Start of Block

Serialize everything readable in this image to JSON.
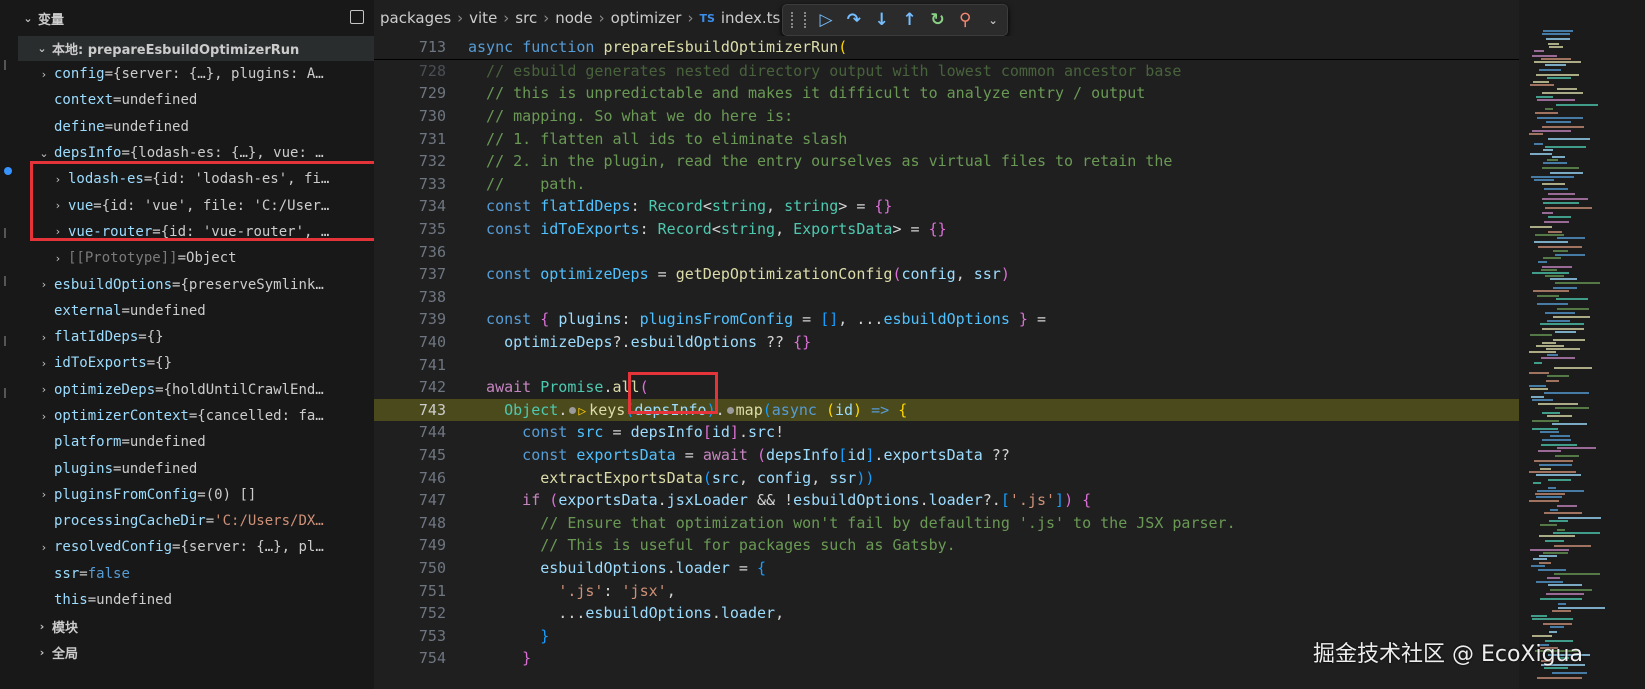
{
  "panel": {
    "title": "变量",
    "scope_local": "本地: prepareEsbuildOptimizerRun",
    "variables": [
      {
        "name": "config",
        "value": "{server: {…}, plugins: A…",
        "expandable": true,
        "indent": 1,
        "kind": "plain"
      },
      {
        "name": "context",
        "value": "undefined",
        "expandable": false,
        "indent": 1,
        "kind": "plain"
      },
      {
        "name": "define",
        "value": "undefined",
        "expandable": false,
        "indent": 1,
        "kind": "plain"
      },
      {
        "name": "depsInfo",
        "value": "{lodash-es: {…}, vue: …",
        "expandable": true,
        "expanded": true,
        "indent": 1,
        "kind": "plain"
      },
      {
        "name": "lodash-es",
        "value": "{id: 'lodash-es', fi…",
        "expandable": true,
        "indent": 2,
        "kind": "plain"
      },
      {
        "name": "vue",
        "value": "{id: 'vue', file: 'C:/User…",
        "expandable": true,
        "indent": 2,
        "kind": "plain"
      },
      {
        "name": "vue-router",
        "value": "{id: 'vue-router', …",
        "expandable": true,
        "indent": 2,
        "kind": "plain"
      },
      {
        "name": "[[Prototype]]",
        "value": "Object",
        "expandable": true,
        "indent": 2,
        "kind": "proto"
      },
      {
        "name": "esbuildOptions",
        "value": "{preserveSymlink…",
        "expandable": true,
        "indent": 1,
        "kind": "plain"
      },
      {
        "name": "external",
        "value": "undefined",
        "expandable": false,
        "indent": 1,
        "kind": "plain"
      },
      {
        "name": "flatIdDeps",
        "value": "{}",
        "expandable": true,
        "indent": 1,
        "kind": "plain"
      },
      {
        "name": "idToExports",
        "value": "{}",
        "expandable": true,
        "indent": 1,
        "kind": "plain"
      },
      {
        "name": "optimizeDeps",
        "value": "{holdUntilCrawlEnd…",
        "expandable": true,
        "indent": 1,
        "kind": "plain"
      },
      {
        "name": "optimizerContext",
        "value": "{cancelled: fa…",
        "expandable": true,
        "indent": 1,
        "kind": "plain"
      },
      {
        "name": "platform",
        "value": "undefined",
        "expandable": false,
        "indent": 1,
        "kind": "plain"
      },
      {
        "name": "plugins",
        "value": "undefined",
        "expandable": false,
        "indent": 1,
        "kind": "plain"
      },
      {
        "name": "pluginsFromConfig",
        "value": "(0) []",
        "expandable": true,
        "indent": 1,
        "kind": "plain"
      },
      {
        "name": "processingCacheDir",
        "value": "'C:/Users/DX…",
        "expandable": false,
        "indent": 1,
        "kind": "str"
      },
      {
        "name": "resolvedConfig",
        "value": "{server: {…}, pl…",
        "expandable": true,
        "indent": 1,
        "kind": "plain"
      },
      {
        "name": "ssr",
        "value": "false",
        "expandable": false,
        "indent": 1,
        "kind": "kw"
      },
      {
        "name": "this",
        "value": "undefined",
        "expandable": false,
        "indent": 1,
        "kind": "plain"
      }
    ],
    "scope_module": "模块",
    "scope_global": "全局"
  },
  "breadcrumb": [
    "packages",
    "vite",
    "src",
    "node",
    "optimizer",
    "index.ts"
  ],
  "breadcrumb_file_badge": "TS",
  "debug_toolbar": [
    {
      "name": "continue-icon",
      "glyph": "▷",
      "kind": "blue"
    },
    {
      "name": "step-over-icon",
      "glyph": "↷",
      "kind": "blue"
    },
    {
      "name": "step-into-icon",
      "glyph": "↓",
      "kind": "blue"
    },
    {
      "name": "step-out-icon",
      "glyph": "↑",
      "kind": "blue"
    },
    {
      "name": "restart-icon",
      "glyph": "↻",
      "kind": "green"
    },
    {
      "name": "disconnect-icon",
      "glyph": "⚲",
      "kind": "red"
    }
  ],
  "code": {
    "sticky_line": {
      "no": "713",
      "tokens": [
        [
          "kw",
          "async "
        ],
        [
          "kw",
          "function "
        ],
        [
          "fn",
          "prepareEsbuildOptimizerRun"
        ],
        [
          "br1",
          "("
        ]
      ]
    },
    "lines": [
      {
        "no": "728",
        "half": true,
        "tokens": [
          [
            "com",
            "  // esbuild generates nested directory output with lowest common ancestor base"
          ]
        ]
      },
      {
        "no": "729",
        "tokens": [
          [
            "com",
            "  // this is unpredictable and makes it difficult to analyze entry / output"
          ]
        ]
      },
      {
        "no": "730",
        "tokens": [
          [
            "com",
            "  // mapping. So what we do here is:"
          ]
        ]
      },
      {
        "no": "731",
        "tokens": [
          [
            "com",
            "  // 1. flatten all ids to eliminate slash"
          ]
        ]
      },
      {
        "no": "732",
        "tokens": [
          [
            "com",
            "  // 2. in the plugin, read the entry ourselves as virtual files to retain the"
          ]
        ]
      },
      {
        "no": "733",
        "tokens": [
          [
            "com",
            "  //    path."
          ]
        ]
      },
      {
        "no": "734",
        "tokens": [
          [
            "kw",
            "  const "
          ],
          [
            "const",
            "flatIdDeps"
          ],
          [
            "op",
            ": "
          ],
          [
            "type",
            "Record"
          ],
          [
            "op",
            "<"
          ],
          [
            "type",
            "string"
          ],
          [
            "op",
            ", "
          ],
          [
            "type",
            "string"
          ],
          [
            "op",
            "> = "
          ],
          [
            "br2",
            "{}"
          ]
        ]
      },
      {
        "no": "735",
        "tokens": [
          [
            "kw",
            "  const "
          ],
          [
            "const",
            "idToExports"
          ],
          [
            "op",
            ": "
          ],
          [
            "type",
            "Record"
          ],
          [
            "op",
            "<"
          ],
          [
            "type",
            "string"
          ],
          [
            "op",
            ", "
          ],
          [
            "type",
            "ExportsData"
          ],
          [
            "op",
            "> = "
          ],
          [
            "br2",
            "{}"
          ]
        ]
      },
      {
        "no": "736",
        "tokens": []
      },
      {
        "no": "737",
        "tokens": [
          [
            "kw",
            "  const "
          ],
          [
            "const",
            "optimizeDeps"
          ],
          [
            "op",
            " = "
          ],
          [
            "fn",
            "getDepOptimizationConfig"
          ],
          [
            "br2",
            "("
          ],
          [
            "var",
            "config"
          ],
          [
            "op",
            ", "
          ],
          [
            "var",
            "ssr"
          ],
          [
            "br2",
            ")"
          ]
        ]
      },
      {
        "no": "738",
        "tokens": []
      },
      {
        "no": "739",
        "tokens": [
          [
            "kw",
            "  const "
          ],
          [
            "br2",
            "{ "
          ],
          [
            "var",
            "plugins"
          ],
          [
            "op",
            ": "
          ],
          [
            "const",
            "pluginsFromConfig"
          ],
          [
            "op",
            " = "
          ],
          [
            "br3",
            "[]"
          ],
          [
            "op",
            ", ..."
          ],
          [
            "const",
            "esbuildOptions"
          ],
          [
            "br2",
            " }"
          ],
          [
            "op",
            " ="
          ]
        ]
      },
      {
        "no": "740",
        "tokens": [
          [
            "op",
            "    "
          ],
          [
            "var",
            "optimizeDeps"
          ],
          [
            "op",
            "?."
          ],
          [
            "var",
            "esbuildOptions"
          ],
          [
            "op",
            " ?? "
          ],
          [
            "br2",
            "{}"
          ]
        ]
      },
      {
        "no": "741",
        "tokens": []
      },
      {
        "no": "742",
        "tokens": [
          [
            "ctl",
            "  await "
          ],
          [
            "type",
            "Promise"
          ],
          [
            "op",
            "."
          ],
          [
            "fn",
            "all"
          ],
          [
            "br2",
            "("
          ]
        ]
      },
      {
        "no": "743",
        "current": true,
        "breakpoint": true,
        "tokens": [
          [
            "op",
            "    "
          ],
          [
            "type",
            "Object"
          ],
          [
            "op",
            "."
          ],
          [
            "inlinebp",
            ""
          ],
          [
            "ipoint",
            ""
          ],
          [
            "fn",
            "keys"
          ],
          [
            "br3",
            "("
          ],
          [
            "var",
            "depsInfo"
          ],
          [
            "br3",
            ")"
          ],
          [
            "op",
            "."
          ],
          [
            "inlinebp",
            ""
          ],
          [
            "fn",
            "map"
          ],
          [
            "br3",
            "("
          ],
          [
            "kw",
            "async "
          ],
          [
            "br1",
            "("
          ],
          [
            "var",
            "id"
          ],
          [
            "br1",
            ")"
          ],
          [
            "kw",
            " => "
          ],
          [
            "br1",
            "{"
          ]
        ]
      },
      {
        "no": "744",
        "tokens": [
          [
            "kw",
            "      const "
          ],
          [
            "const",
            "src"
          ],
          [
            "op",
            " = "
          ],
          [
            "var",
            "depsInfo"
          ],
          [
            "br2",
            "["
          ],
          [
            "var",
            "id"
          ],
          [
            "br2",
            "]"
          ],
          [
            "op",
            "."
          ],
          [
            "var",
            "src"
          ],
          [
            "op",
            "!"
          ]
        ]
      },
      {
        "no": "745",
        "tokens": [
          [
            "kw",
            "      const "
          ],
          [
            "const",
            "exportsData"
          ],
          [
            "op",
            " = "
          ],
          [
            "ctl",
            "await "
          ],
          [
            "br2",
            "("
          ],
          [
            "var",
            "depsInfo"
          ],
          [
            "br3",
            "["
          ],
          [
            "var",
            "id"
          ],
          [
            "br3",
            "]"
          ],
          [
            "op",
            "."
          ],
          [
            "var",
            "exportsData"
          ],
          [
            "op",
            " ??"
          ]
        ]
      },
      {
        "no": "746",
        "tokens": [
          [
            "op",
            "        "
          ],
          [
            "fn",
            "extractExportsData"
          ],
          [
            "br3",
            "("
          ],
          [
            "var",
            "src"
          ],
          [
            "op",
            ", "
          ],
          [
            "var",
            "config"
          ],
          [
            "op",
            ", "
          ],
          [
            "var",
            "ssr"
          ],
          [
            "br3",
            "))"
          ]
        ]
      },
      {
        "no": "747",
        "tokens": [
          [
            "ctl",
            "      if "
          ],
          [
            "br2",
            "("
          ],
          [
            "var",
            "exportsData"
          ],
          [
            "op",
            "."
          ],
          [
            "var",
            "jsxLoader"
          ],
          [
            "op",
            " && !"
          ],
          [
            "var",
            "esbuildOptions"
          ],
          [
            "op",
            "."
          ],
          [
            "var",
            "loader"
          ],
          [
            "op",
            "?."
          ],
          [
            "br3",
            "["
          ],
          [
            "str",
            "'.js'"
          ],
          [
            "br3",
            "]"
          ],
          [
            "br2",
            ")"
          ],
          [
            "op",
            " "
          ],
          [
            "br2",
            "{"
          ]
        ]
      },
      {
        "no": "748",
        "tokens": [
          [
            "com",
            "        // Ensure that optimization won't fail by defaulting '.js' to the JSX parser."
          ]
        ]
      },
      {
        "no": "749",
        "tokens": [
          [
            "com",
            "        // This is useful for packages such as Gatsby."
          ]
        ]
      },
      {
        "no": "750",
        "tokens": [
          [
            "op",
            "        "
          ],
          [
            "var",
            "esbuildOptions"
          ],
          [
            "op",
            "."
          ],
          [
            "var",
            "loader"
          ],
          [
            "op",
            " = "
          ],
          [
            "br3",
            "{"
          ]
        ]
      },
      {
        "no": "751",
        "tokens": [
          [
            "op",
            "          "
          ],
          [
            "str",
            "'.js'"
          ],
          [
            "op",
            ": "
          ],
          [
            "str",
            "'jsx'"
          ],
          [
            "op",
            ","
          ]
        ]
      },
      {
        "no": "752",
        "tokens": [
          [
            "op",
            "          ..."
          ],
          [
            "var",
            "esbuildOptions"
          ],
          [
            "op",
            "."
          ],
          [
            "var",
            "loader"
          ],
          [
            "op",
            ","
          ]
        ]
      },
      {
        "no": "753",
        "tokens": [
          [
            "br3",
            "        }"
          ]
        ]
      },
      {
        "no": "754",
        "tokens": [
          [
            "br2",
            "      }"
          ]
        ]
      }
    ]
  },
  "watermark": "掘金技术社区 @ EcoXigua"
}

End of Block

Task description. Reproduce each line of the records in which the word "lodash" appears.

Output below.
        "value": "{lodash-es: {…}, vue: …",
        "name": "lodash-es",
        "value": "{id: 'lodash-es', fi…",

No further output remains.